In 2017, I picked up painting. I did try painting back in 2006 but I wasn't a great painter. My first painting in 2017 was as lousy as back then, mainly because I use bright colors with no sense of realism whatsoever.
Not long after that, I began watching YouTube videos and taking courses. For example, I went to Ganara Art Space and Mau Belajar Apa for painting classes.
After two to three paintings, I mustered the courage to paint on a bigger canvas. Next, I watch Katie Jobling's tutorial on how to paint peony and rose (after trying the ocean waves, first).
For acrylic and oil painting, you need to keep in mind of several things:
Then I moved to original ones (though still based on Pinterest pictures). You have to use imagination on the color selection to create a harmonious color palette.
2020: Pattern Design
In 2020, I became interested in pattern design and use both digital painting and acrylic painting to create the patterns. I learned the basic techniques from online courses: Domestika, Skillshare, and YouTube videos.
When I first started, I made complicated patterns because I didn't know better. At this point, I wanted to prove I can make patterns rather than perfecting the art.
I got a better hang of pattern design after making more and more patterns. The ones below are based on acrylic painting.
I also invested on iPad, Procreate, and Affinity Designer to create digital paintings. Below are some that I tried (far from perfect) but it's getting better!
Art is about self-expression and growing as an artist means to try out different media and art tools to express yourself.
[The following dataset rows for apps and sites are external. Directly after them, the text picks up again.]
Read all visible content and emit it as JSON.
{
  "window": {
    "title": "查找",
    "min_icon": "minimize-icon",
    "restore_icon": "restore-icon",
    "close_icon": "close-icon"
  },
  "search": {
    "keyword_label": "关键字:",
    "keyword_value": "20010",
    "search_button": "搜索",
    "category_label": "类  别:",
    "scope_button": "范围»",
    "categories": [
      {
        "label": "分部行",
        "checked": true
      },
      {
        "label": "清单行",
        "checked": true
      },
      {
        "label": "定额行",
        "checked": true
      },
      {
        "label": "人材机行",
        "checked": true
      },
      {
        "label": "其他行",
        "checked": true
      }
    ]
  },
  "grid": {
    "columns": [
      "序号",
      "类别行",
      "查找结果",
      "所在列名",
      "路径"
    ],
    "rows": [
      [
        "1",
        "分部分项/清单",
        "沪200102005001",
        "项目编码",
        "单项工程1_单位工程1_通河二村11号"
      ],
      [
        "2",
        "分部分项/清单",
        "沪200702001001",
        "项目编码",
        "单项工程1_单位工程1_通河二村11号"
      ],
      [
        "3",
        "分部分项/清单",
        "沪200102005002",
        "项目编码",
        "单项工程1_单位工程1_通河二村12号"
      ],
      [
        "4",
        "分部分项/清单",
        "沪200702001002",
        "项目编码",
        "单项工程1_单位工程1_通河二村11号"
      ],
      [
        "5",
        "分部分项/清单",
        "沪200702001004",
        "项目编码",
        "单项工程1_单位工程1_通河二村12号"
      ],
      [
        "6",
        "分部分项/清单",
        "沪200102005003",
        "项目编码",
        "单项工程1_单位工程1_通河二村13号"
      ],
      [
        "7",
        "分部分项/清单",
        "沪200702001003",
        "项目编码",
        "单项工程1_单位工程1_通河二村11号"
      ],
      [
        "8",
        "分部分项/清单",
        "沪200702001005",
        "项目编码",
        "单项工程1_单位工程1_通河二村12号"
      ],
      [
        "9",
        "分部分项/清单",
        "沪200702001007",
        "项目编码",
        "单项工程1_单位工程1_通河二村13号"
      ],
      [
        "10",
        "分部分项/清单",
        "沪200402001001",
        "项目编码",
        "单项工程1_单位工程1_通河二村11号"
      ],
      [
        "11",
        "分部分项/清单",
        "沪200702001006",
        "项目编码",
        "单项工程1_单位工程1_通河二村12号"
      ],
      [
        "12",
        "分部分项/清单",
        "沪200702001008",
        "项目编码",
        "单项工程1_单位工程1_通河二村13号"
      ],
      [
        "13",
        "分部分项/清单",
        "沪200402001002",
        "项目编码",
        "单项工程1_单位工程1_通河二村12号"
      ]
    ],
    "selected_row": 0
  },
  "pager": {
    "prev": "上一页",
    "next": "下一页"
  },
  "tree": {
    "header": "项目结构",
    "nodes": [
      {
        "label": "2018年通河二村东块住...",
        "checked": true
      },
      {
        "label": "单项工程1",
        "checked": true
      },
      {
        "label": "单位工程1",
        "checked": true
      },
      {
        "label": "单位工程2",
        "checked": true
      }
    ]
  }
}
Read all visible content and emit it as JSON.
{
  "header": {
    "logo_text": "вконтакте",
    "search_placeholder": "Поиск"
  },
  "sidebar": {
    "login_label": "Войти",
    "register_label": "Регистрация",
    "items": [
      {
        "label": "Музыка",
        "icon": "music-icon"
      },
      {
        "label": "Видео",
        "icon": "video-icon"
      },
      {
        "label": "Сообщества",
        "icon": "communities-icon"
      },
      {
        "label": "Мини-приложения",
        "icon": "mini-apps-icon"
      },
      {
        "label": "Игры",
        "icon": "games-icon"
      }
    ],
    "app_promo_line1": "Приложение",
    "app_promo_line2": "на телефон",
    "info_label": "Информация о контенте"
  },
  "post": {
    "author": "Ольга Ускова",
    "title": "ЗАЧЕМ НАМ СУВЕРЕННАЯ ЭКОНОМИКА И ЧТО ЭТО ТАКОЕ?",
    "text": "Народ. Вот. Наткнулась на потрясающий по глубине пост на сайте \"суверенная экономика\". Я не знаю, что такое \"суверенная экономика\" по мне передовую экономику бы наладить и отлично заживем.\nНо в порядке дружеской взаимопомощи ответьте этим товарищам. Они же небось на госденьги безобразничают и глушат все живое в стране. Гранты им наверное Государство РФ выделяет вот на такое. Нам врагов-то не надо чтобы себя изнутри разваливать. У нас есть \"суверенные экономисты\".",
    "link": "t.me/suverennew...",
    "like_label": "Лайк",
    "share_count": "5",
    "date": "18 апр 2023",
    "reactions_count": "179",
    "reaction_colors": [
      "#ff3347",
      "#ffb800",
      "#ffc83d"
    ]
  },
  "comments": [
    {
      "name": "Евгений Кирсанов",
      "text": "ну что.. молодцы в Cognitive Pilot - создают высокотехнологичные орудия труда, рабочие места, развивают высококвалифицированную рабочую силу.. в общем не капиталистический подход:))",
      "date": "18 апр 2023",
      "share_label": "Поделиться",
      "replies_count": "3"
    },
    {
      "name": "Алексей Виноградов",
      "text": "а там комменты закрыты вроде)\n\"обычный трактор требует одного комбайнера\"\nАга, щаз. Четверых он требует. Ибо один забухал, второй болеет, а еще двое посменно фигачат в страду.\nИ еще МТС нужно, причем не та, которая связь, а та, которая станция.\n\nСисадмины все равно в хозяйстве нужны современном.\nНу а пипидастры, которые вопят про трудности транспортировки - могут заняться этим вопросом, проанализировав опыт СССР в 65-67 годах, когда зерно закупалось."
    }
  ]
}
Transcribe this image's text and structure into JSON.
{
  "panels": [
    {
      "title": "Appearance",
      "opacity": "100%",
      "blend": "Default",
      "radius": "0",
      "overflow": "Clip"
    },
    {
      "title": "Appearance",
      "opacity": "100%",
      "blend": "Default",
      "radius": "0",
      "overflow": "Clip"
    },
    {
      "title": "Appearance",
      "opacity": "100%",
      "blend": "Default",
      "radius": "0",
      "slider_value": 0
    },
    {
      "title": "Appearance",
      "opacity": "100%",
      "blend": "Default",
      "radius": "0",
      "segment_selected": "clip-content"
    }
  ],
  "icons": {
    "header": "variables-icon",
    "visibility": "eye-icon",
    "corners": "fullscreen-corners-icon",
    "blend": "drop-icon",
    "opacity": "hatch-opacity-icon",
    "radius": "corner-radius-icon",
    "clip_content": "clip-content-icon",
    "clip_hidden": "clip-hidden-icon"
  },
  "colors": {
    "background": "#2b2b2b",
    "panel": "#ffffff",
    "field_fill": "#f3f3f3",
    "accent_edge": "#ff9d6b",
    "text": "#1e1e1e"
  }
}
It's inevitable to compare ourselves with others but sometimes it's good to look at how much you grow as well.